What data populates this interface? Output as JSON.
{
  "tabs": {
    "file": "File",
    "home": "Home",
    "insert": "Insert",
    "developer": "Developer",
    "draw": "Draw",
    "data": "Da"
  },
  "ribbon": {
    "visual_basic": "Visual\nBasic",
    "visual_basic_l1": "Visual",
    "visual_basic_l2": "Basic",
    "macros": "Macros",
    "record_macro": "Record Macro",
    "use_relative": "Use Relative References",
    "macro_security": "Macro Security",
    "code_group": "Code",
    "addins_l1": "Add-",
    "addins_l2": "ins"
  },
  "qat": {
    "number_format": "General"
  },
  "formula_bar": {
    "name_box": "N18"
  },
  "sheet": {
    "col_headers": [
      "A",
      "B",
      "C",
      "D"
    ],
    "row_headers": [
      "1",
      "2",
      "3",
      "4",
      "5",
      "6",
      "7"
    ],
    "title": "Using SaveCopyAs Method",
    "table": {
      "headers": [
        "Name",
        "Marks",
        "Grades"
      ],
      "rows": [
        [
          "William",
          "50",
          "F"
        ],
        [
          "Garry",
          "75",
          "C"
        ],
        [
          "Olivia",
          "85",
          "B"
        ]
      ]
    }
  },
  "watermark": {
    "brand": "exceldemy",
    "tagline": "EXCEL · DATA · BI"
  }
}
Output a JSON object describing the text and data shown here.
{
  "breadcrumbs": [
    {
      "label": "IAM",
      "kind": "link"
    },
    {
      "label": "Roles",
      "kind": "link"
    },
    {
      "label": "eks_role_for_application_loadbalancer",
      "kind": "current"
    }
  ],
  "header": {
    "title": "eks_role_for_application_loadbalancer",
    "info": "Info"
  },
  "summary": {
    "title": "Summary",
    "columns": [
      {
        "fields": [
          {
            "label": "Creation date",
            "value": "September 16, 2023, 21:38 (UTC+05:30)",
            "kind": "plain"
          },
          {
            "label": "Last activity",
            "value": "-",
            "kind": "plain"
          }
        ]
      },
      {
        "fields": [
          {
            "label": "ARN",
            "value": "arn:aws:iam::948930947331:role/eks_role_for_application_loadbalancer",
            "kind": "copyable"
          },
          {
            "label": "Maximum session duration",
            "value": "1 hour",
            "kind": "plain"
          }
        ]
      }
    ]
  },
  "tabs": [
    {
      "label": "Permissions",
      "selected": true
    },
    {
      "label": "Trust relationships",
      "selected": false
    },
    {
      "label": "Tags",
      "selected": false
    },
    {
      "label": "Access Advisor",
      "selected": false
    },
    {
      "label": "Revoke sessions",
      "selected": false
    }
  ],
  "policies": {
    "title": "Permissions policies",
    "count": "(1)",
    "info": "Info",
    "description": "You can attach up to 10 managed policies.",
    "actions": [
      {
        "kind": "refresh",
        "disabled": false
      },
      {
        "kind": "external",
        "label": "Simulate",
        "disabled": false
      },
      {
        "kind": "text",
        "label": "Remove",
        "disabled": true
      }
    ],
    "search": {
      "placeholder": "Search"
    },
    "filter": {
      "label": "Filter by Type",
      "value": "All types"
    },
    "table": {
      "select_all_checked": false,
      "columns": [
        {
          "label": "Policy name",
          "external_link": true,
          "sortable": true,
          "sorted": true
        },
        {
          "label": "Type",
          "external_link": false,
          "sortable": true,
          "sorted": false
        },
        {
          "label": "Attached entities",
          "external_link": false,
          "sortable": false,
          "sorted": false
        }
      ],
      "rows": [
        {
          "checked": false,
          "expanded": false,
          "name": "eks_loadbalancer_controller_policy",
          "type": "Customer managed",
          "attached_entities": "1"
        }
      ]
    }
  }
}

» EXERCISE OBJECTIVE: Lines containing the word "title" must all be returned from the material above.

» RESULT OF THE EXERCISE:
    "title": "Using SaveCopyAs Method",
    "title": "eks_role_for_application_loadbalancer",
    "title": "Summary",
    "title": "Permissions policies",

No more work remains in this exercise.